Traveling on a Budget in Norway
Whether you’re exploring the big city grandeur of Oslo, walking amongst the cozy alleyways of Bergen, or admiring the impressive beauty of the Geirangerfjord, it’s clear that Norway offers a magnificent travel experience for all sorts of visitors. So if you're looking to mingle in the hipster cafes in the capital city or go wildlife watching in the fjords, Norway has you covered.
But there’s one thing that can often catch the unsuspecting traveler off guard: just how expensive Norway can be.
Perhaps it’s the price to pay for visiting the happiest nation on Earth, but it’s dreadful to return home and have a huge credit card bill waiting for you (especially given the current exchange rate!).
However, with a few handy tips it’s entirely possible to fully experience Norway without breaking the bank.
Getting around on the cheap
Thanks to the nation’s enthusiasm for public transport, Norway can be a lot less expensive to get around than some other European countries.
If you're planning to see more than just the capital city, you can save your money with public transit as much of the country is easily accessible by train. Downloading the NSB rail app to your smartphone makes it easy for you to buy tickets whenever and wherever you are (plus purchasing through the app might get some pretty good discounts as well!).
Cutting down museum and entertainment prices
Norway is blessed with plenty of thought-provoking museums. From the Munch Museet, which showcases some of Edvard Munch's most-loved works, to the fun Norsk Folkemuseum (Norwegian Folk Museum), there’s always something new to see.
If you're a serious museum buff, don't skip out on getting your Oslo Pass, which provides free entry to over 30 museums in this beautiful city. This handy pass can be a real budget-saver in the capital as it also grants you free access to Oslo’s public transport system, free entry to outdoor swimming pools, free walking tours, discounts on sightseeing, concert tickets, climbing, ski rentals, and special offers in restaurants, shops, entertainment and leisure venues.
Keep in mind, many of the museums around Norway also offer their very own free apps to help you understand their exhibits better.
While I'm not much of a gambler myself, I was surprised to learn that gambling for the most part is illegal in Norway.
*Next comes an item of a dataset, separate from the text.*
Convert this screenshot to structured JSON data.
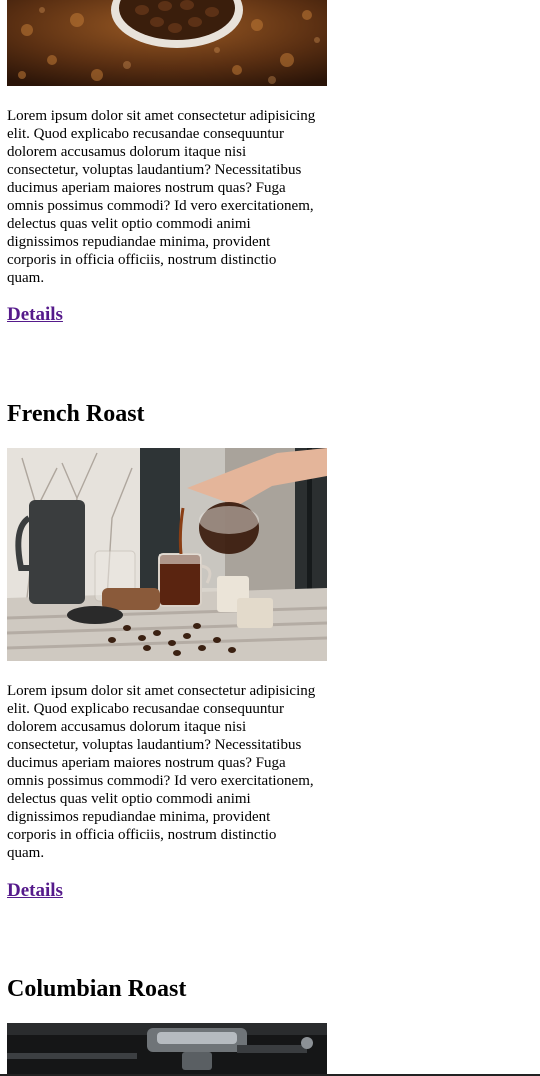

There are actually only two companies who are allowed to offer gambling services such as lotto and Keno to Norwegian citizens, however these are closely monitored.
Eating and drinking
It’s often the basic things like eating out that can cause the biggest financial headaches for foreign visitors. But rather than dining at chic and expensive eateries like Maaemo, some of the little food outlets on Oslo’s main streets Grønlandsleiret, Torggata, or Grønland can provide a delicious alternative and cost-effective way to stay fueled.
And whilst the cost of alcohol in Norway can also be fairly prohibitive, there are plenty of unpretentious and fun bars like Per pa Hjornet that show you don’t need to spend all of your holiday money to have a good time.
So with some simple money saving tips there’s no reason why you can’t enjoy an amazing trip to Norway!